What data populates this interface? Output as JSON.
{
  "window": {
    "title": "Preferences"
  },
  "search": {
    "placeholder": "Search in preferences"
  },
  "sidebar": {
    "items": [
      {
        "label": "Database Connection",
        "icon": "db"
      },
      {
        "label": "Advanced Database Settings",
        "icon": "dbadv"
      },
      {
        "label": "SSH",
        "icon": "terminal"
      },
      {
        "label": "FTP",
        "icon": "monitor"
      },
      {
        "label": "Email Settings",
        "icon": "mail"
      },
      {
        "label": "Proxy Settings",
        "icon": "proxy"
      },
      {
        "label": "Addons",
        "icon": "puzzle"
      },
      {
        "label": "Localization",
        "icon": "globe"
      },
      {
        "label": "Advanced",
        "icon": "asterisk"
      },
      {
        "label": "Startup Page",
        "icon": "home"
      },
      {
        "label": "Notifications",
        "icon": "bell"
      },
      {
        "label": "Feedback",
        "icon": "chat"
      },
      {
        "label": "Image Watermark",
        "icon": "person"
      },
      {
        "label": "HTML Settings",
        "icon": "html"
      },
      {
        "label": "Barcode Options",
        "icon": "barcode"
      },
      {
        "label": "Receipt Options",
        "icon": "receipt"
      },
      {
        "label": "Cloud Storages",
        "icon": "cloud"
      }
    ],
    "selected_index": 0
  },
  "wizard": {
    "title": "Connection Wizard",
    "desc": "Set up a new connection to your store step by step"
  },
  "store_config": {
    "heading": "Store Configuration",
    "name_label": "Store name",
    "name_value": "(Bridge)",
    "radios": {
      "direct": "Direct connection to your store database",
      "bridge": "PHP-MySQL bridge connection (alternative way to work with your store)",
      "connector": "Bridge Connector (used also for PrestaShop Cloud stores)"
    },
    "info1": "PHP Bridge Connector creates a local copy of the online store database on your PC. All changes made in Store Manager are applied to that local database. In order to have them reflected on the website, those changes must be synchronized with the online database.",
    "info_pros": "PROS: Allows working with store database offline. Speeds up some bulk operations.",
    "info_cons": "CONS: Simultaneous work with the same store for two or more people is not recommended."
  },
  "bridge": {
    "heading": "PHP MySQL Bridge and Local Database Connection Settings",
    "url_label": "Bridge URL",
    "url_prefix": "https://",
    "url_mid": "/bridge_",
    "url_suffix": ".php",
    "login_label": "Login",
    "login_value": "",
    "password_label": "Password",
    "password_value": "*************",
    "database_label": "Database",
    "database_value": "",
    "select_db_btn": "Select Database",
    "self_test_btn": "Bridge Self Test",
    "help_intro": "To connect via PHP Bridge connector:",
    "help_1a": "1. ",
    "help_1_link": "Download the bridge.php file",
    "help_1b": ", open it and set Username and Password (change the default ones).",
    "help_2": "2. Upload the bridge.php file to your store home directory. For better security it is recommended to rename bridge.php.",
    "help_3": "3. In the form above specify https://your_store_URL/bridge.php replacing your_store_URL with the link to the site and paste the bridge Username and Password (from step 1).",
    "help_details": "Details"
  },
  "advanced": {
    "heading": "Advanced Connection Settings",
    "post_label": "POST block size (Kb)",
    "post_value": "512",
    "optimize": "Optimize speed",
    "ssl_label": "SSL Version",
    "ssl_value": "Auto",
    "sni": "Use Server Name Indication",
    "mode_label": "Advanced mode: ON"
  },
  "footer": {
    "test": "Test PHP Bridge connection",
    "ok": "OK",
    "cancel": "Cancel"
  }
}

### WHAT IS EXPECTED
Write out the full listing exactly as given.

### SOLVED PROBLEM
What data populates this interface? Output as JSON.
{
  "window": {
    "title": "Preferences"
  },
  "search": {
    "placeholder": "Search in preferences"
  },
  "sidebar": {
    "items": [
      {
        "label": "Database Connection",
        "icon": "db"
      },
      {
        "label": "Advanced Database Settings",
        "icon": "dbadv"
      },
      {
        "label": "SSH",
        "icon": "terminal"
      },
      {
        "label": "FTP",
        "icon": "monitor"
      },
      {
        "label": "Email Settings",
        "icon": "mail"
      },
      {
        "label": "Proxy Settings",
        "icon": "proxy"
      },
      {
        "label": "Addons",
        "icon": "puzzle"
      },
      {
        "label": "Localization",
        "icon": "globe"
      },
      {
        "label": "Advanced",
        "icon": "asterisk"
      },
      {
        "label": "Startup Page",
        "icon": "home"
      },
      {
        "label": "Notifications",
        "icon": "bell"
      },
      {
        "label": "Feedback",
        "icon": "chat"
      },
      {
        "label": "Image Watermark",
        "icon": "person"
      },
      {
        "label": "HTML Settings",
        "icon": "html"
      },
      {
        "label": "Barcode Options",
        "icon": "barcode"
      },
      {
        "label": "Receipt Options",
        "icon": "receipt"
      },
      {
        "label": "Cloud Storages",
        "icon": "cloud"
      }
    ],
    "selected_index": 0
  },
  "wizard": {
    "title": "Connection Wizard",
    "desc": "Set up a new connection to your store step by step"
  },
  "store_config": {
    "heading": "Store Configuration",
    "name_label": "Store name",
    "name_value": "(Bridge)",
    "radios": {
      "direct": "Direct connection to your store database",
      "bridge": "PHP-MySQL bridge connection (alternative way to work with your store)",
      "connector": "Bridge Connector (used also for PrestaShop Cloud stores)"
    },
    "info1": "PHP Bridge Connector creates a local copy of the online store database on your PC. All changes made in Store Manager are applied to that local database. In order to have them reflected on the website, those changes must be synchronized with the online database.",
    "info_pros": "PROS: Allows working with store database offline. Speeds up some bulk operations.",
    "info_cons": "CONS: Simultaneous work with the same store for two or more people is not recommended."
  },
  "bridge": {
    "heading": "PHP MySQL Bridge and Local Database Connection Settings",
    "url_label": "Bridge URL",
    "url_prefix": "https://",
    "url_mid": "/bridge_",
    "url_suffix": ".php",
    "login_label": "Login",
    "login_value": "",
    "password_label": "Password",
    "password_value": "*************",
    "database_label": "Database",
    "database_value": "",
    "select_db_btn": "Select Database",
    "self_test_btn": "Bridge Self Test",
    "help_intro": "To connect via PHP Bridge connector:",
    "help_1a": "1. ",
    "help_1_link": "Download the bridge.php file",
    "help_1b": ", open it and set Username and Password (change the default ones).",
    "help_2": "2. Upload the bridge.php file to your store home directory. For better security it is recommended to rename bridge.php.",
    "help_3": "3. In the form above specify https://your_store_URL/bridge.php replacing your_store_URL with the link to the site and paste the bridge Username and Password (from step 1).",
    "help_details": "Details"
  },
  "advanced": {
    "heading": "Advanced Connection Settings",
    "post_label": "POST block size (Kb)",
    "post_value": "512",
    "optimize": "Optimize speed",
    "ssl_label": "SSL Version",
    "ssl_value": "Auto",
    "sni": "Use Server Name Indication",
    "mode_label": "Advanced mode: ON"
  },
  "footer": {
    "test": "Test PHP Bridge connection",
    "ok": "OK",
    "cancel": "Cancel"
  }
}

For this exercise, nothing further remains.